Objective 4 Map candidate loci. A large number of candidate genes have been identified from our EST sequences based on putative homology with Drosophila or other species. Many of these have now been mapped in our broods, including ommochrome pathway genes (vermilion, scarlet, white, cinnabar), melanin pathway genes (dopa-decarboxylase, yellow-c, yellow-a), signalling molecules (wingless, decapentaplegic) and transcription factors (cubitus interruptus, apterous, engrailed, invected, distal-less, scalloped). None of these candidate loci maps close to any of our colour pattern switch loci [4]. The failure so far of this candidate gene approach is in some ways exciting, as it suggests that novel or at least unexpected loci are likely to be uncovered by the complementary and more direct approach of positional cloning. This work is the subject of a current BBSRC grant.

Objective 5 Compare location of patterning genes between species by means of comparative linkage mapping. Comparative mapping has generated perhaps the most exciting results from this grant so far [4]. We have demonstrated that the Yb locus in H. melpomene maps to the same genomic location as the Cr locus in H. erato and the P locus in H. numata. Furthermore we have shown that the B and D loci in H. melpomene are tightly linked to the gene MRSP, as is the D locus in H. erato that has similar phenotypic effects. This therefore provides evidence that a second locus is homologous between the two species. Thus, by comparing three species, rather than the two originally proposed we have demonstrated conservation of colour pattern regulation that is far greater than we would have envisaged at the start of the project. In particular, the patterns of H. numata are very different from those of H. melpomene and H. erato and it is therefore very surprising that the genetic control in the three species is shared. In addition, H. numata has a 'supergene' controlling polymorphic pattern variation, a genetic system that lay at the centre of the controversy between the 'mutationists' and 'gradualists' in the early part of the 20th century. In this project we have laid the groundwork for elucidating the genetic mechanism of a mimicry 'supergene' for the first time, which will be of considerable interest to all evolutionary biologists.

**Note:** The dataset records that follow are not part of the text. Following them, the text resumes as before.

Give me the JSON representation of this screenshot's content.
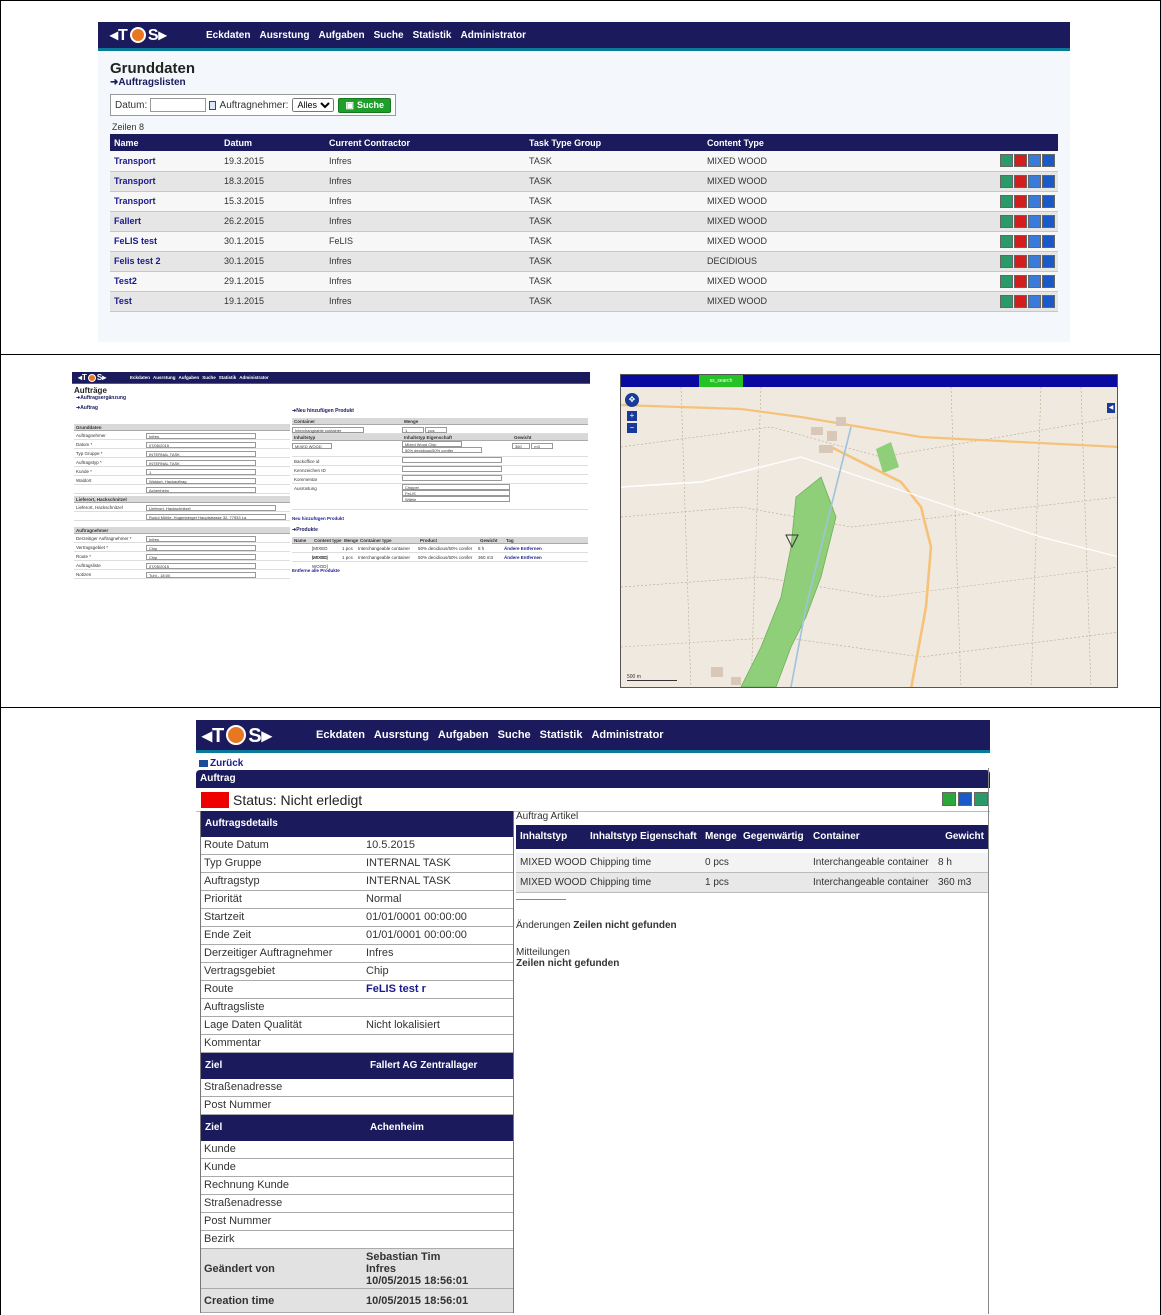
{
  "nav": {
    "logo": "TCS",
    "items": [
      "Eckdaten",
      "Ausrstung",
      "Aufgaben",
      "Suche",
      "Statistik",
      "Administrator"
    ]
  },
  "panel1": {
    "title": "Grunddaten",
    "subtitle": "➜Auftragslisten",
    "filter": {
      "datum_label": "Datum:",
      "datum_value": "",
      "auftragnehmer_label": "Auftragnehmer:",
      "auftragnehmer_value": "Alles",
      "search_button": "Suche"
    },
    "row_count": "Zeilen 8",
    "columns": [
      "Name",
      "Datum",
      "Current Contractor",
      "Task Type Group",
      "Content Type"
    ],
    "rows": [
      {
        "name": "Transport",
        "datum": "19.3.2015",
        "contractor": "Infres",
        "group": "TASK",
        "content": "MIXED WOOD"
      },
      {
        "name": "Transport",
        "datum": "18.3.2015",
        "contractor": "Infres",
        "group": "TASK",
        "content": "MIXED WOOD"
      },
      {
        "name": "Transport",
        "datum": "15.3.2015",
        "contractor": "Infres",
        "group": "TASK",
        "content": "MIXED WOOD"
      },
      {
        "name": "Fallert",
        "datum": "26.2.2015",
        "contractor": "Infres",
        "group": "TASK",
        "content": "MIXED WOOD"
      },
      {
        "name": "FeLIS test",
        "datum": "30.1.2015",
        "contractor": "FeLIS",
        "group": "TASK",
        "content": "MIXED WOOD"
      },
      {
        "name": "Felis test 2",
        "datum": "30.1.2015",
        "contractor": "Infres",
        "group": "TASK",
        "content": "DECIDIOUS"
      },
      {
        "name": "Test2",
        "datum": "29.1.2015",
        "contractor": "Infres",
        "group": "TASK",
        "content": "MIXED WOOD"
      },
      {
        "name": "Test",
        "datum": "19.1.2015",
        "contractor": "Infres",
        "group": "TASK",
        "content": "MIXED WOOD"
      }
    ]
  },
  "panel2": {
    "title": "Aufträge",
    "subtitle": "➜Auftragsergänzung",
    "auftrag": "➜Auftrag",
    "grunddaten": "Grunddaten",
    "form": [
      {
        "k": "Auftragnehmer",
        "v": "Infres"
      },
      {
        "k": "Datum *",
        "v": "07/05/2015"
      },
      {
        "k": "Typ Gruppe *",
        "v": "INTERNAL TASK"
      },
      {
        "k": "Auftragstyp *",
        "v": "INTERNAL TASK"
      },
      {
        "k": "Kunde *",
        "v": "1"
      },
      {
        "k": "Waldort",
        "v": "Waldort, Hackauftrag"
      },
      {
        "k": "",
        "v": "Achenheim"
      }
    ],
    "lieferort_header": "Lieferort, Hackschnitzel",
    "lieferort_value": "Lieferort, Hackschnitzel",
    "lieferort_addr": "Rudol Mühle, Hugenberger Hauptstrasse 32, 77933 La",
    "auftragnehmer_header": "Auftragnehmer",
    "form2": [
      {
        "k": "Derzeitiger Auftragnehmer *",
        "v": "Infres"
      },
      {
        "k": "Vertragsgebiet *",
        "v": "Chip"
      },
      {
        "k": "Route *",
        "v": "Chip"
      },
      {
        "k": "Auftragsliste",
        "v": "07/05/2015"
      },
      {
        "k": "Notizen",
        "v": "Tuhl - 18:00"
      }
    ],
    "kunde_hinzufuegen": "Kunden hinzufügen",
    "kunde_value": "Gemeinde Malsch, Hauptstrasse 49, Malsc",
    "zeit_hinzufuegen": "Zeit hinzufügen",
    "suche": "Suche",
    "waehle": "Wähle",
    "produkt_title": "➜Neu hinzufügen Produkt",
    "produkt_cols": [
      "Container",
      "Menge",
      "Inhaltstyp",
      "Inhaltstyp Eigenschaft",
      "Gewicht"
    ],
    "container_value": "Interchangeable container",
    "menge_value": "1",
    "menge_unit": "pcs",
    "inhaltstyp_value": "MIXED WOOD",
    "eigenschaft_value": "Mixed Wood Chip",
    "eigenschaft_value2": "50% decidious/50% conifer",
    "gewicht_value": "360",
    "gewicht_unit": "m3",
    "fields": [
      "Backoffice id",
      "Kennzeichen ID",
      "Kommentar",
      "Ausrüstung"
    ],
    "ausruestung_opts": [
      "Chipper",
      "FeLIS",
      "Wähle"
    ],
    "neu_produkt_link": "Neu hinzufügen Produkt",
    "produkte_title": "➜Produkte",
    "produkte_cols": [
      "Name",
      "Content type",
      "Menge",
      "Container type",
      "Product",
      "Gewicht",
      "Tag"
    ],
    "produkte_rows": [
      {
        "content": "[MIXED WOOD]",
        "menge": "1 pcs",
        "container": "Interchangeable container",
        "product": "50% decidious/50% conifer",
        "gewicht": "8 h",
        "actions": "Ändere Entfernen"
      },
      {
        "content": "[MIXED WOOD]",
        "menge": "1 pcs",
        "container": "Interchangeable container",
        "product": "50% decidious/50% conifer",
        "gewicht": "360 m3",
        "actions": "Ändere Entfernen"
      }
    ],
    "entferne": "Entferne alle Produkte"
  },
  "map": {
    "tab_label": "ss_search",
    "scale_label": "500 m"
  },
  "panel3": {
    "back": "Zurück",
    "header": "Auftrag",
    "status": "Status: Nicht erledigt",
    "details_header": "Auftragsdetails",
    "details": [
      {
        "k": "Route Datum",
        "v": "10.5.2015"
      },
      {
        "k": "Typ Gruppe",
        "v": "INTERNAL TASK"
      },
      {
        "k": "Auftragstyp",
        "v": "INTERNAL TASK"
      },
      {
        "k": "Priorität",
        "v": "Normal"
      },
      {
        "k": "Startzeit",
        "v": "01/01/0001 00:00:00"
      },
      {
        "k": "Ende Zeit",
        "v": "01/01/0001 00:00:00"
      },
      {
        "k": "Derzeitiger Auftragnehmer",
        "v": "Infres"
      },
      {
        "k": "Vertragsgebiet",
        "v": "Chip"
      },
      {
        "k": "Route",
        "v": "FeLIS test r"
      },
      {
        "k": "Auftragsliste",
        "v": ""
      },
      {
        "k": "Lage Daten Qualität",
        "v": "Nicht lokalisiert"
      },
      {
        "k": "Kommentar",
        "v": ""
      }
    ],
    "ziel1_label": "Ziel",
    "ziel1_value": "Fallert AG Zentrallager",
    "ziel1_rows": [
      "Straßenadresse",
      "Post Nummer"
    ],
    "ziel2_label": "Ziel",
    "ziel2_value": "Achenheim",
    "ziel2_rows": [
      "Kunde",
      "Kunde",
      "Rechnung Kunde",
      "Straßenadresse",
      "Post Nummer",
      "Bezirk"
    ],
    "geaendert_label": "Geändert von",
    "geaendert_value": [
      "Sebastian Tim",
      "Infres",
      "10/05/2015 18:56:01"
    ],
    "creation_label": "Creation time",
    "creation_value": "10/05/2015 18:56:01",
    "artikel_title": "Auftrag Artikel",
    "artikel_cols": [
      "Inhaltstyp",
      "Inhaltstyp Eigenschaft",
      "Menge",
      "Gegenwärtig",
      "Container",
      "Gewicht"
    ],
    "artikel_rows": [
      {
        "inhaltstyp": "MIXED WOOD",
        "eigenschaft": "Chipping time",
        "menge": "0 pcs",
        "container": "Interchangeable container",
        "gewicht": "8 h"
      },
      {
        "inhaltstyp": "MIXED WOOD",
        "eigenschaft": "Chipping time",
        "menge": "1 pcs",
        "container": "Interchangeable container",
        "gewicht": "360 m3"
      }
    ],
    "aenderungen_label": "Änderungen",
    "aenderungen_value": "Zeilen nicht gefunden",
    "mitteilungen_label": "Mitteilungen",
    "mitteilungen_value": "Zeilen nicht gefunden"
  }
}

In summary therefore we have achieved more than anticipated on all of the five major objectives of this grant proposal.
Exploitation Route Further research in this area
Sectors Education,Environment

Description This grant has led to important insights in evolutionary biology that are widely cited in textbooks We have used the results of this work in our presentation for the Royal Society Summer Science Exhibition 2014 in which we described the evolution of butterly wing patterns to ~15000 members of the public
First Year Of Impact 2004
Sector Education,Environment
Impact Types Societal

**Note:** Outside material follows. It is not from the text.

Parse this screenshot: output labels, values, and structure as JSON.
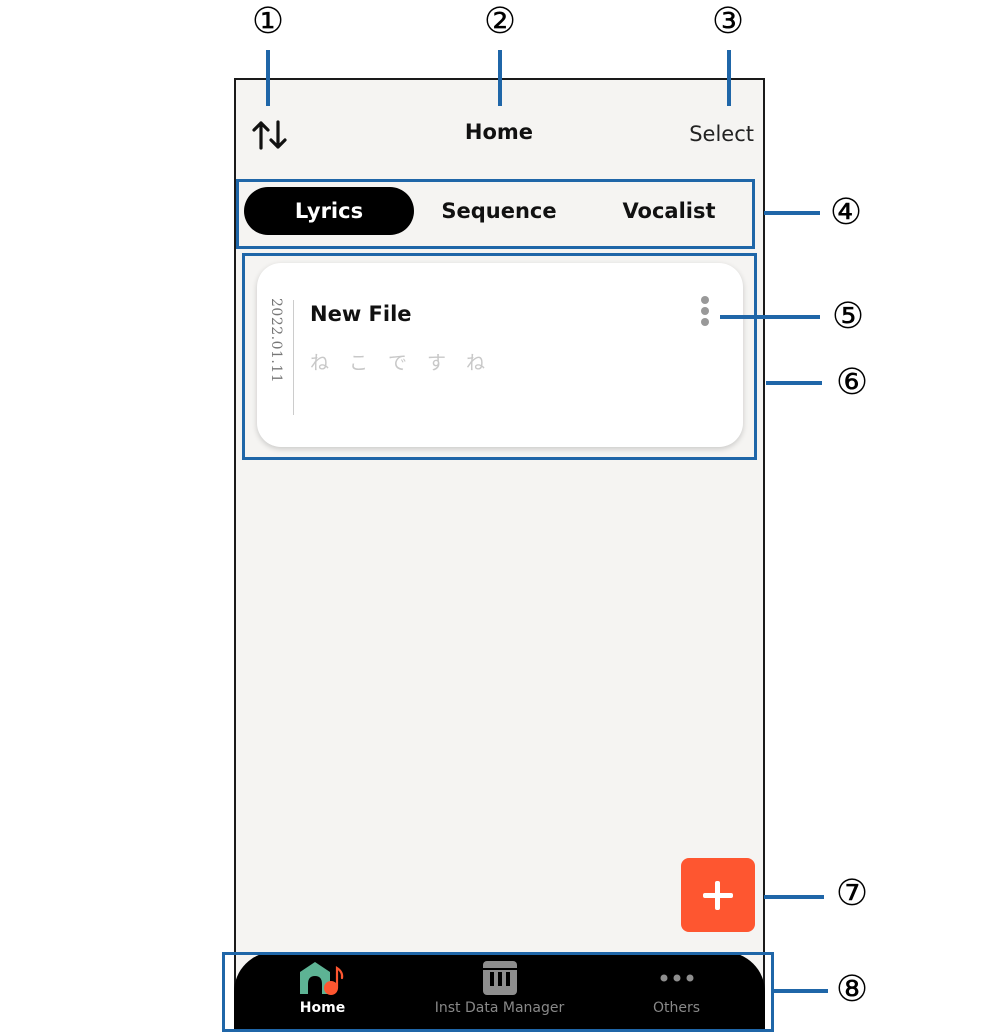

Title ButterflyBase 
Description EST database 
Type Of Material Database/Collection of data 
Provided To Others? Yes  
Impact Widely used for many years in genomics research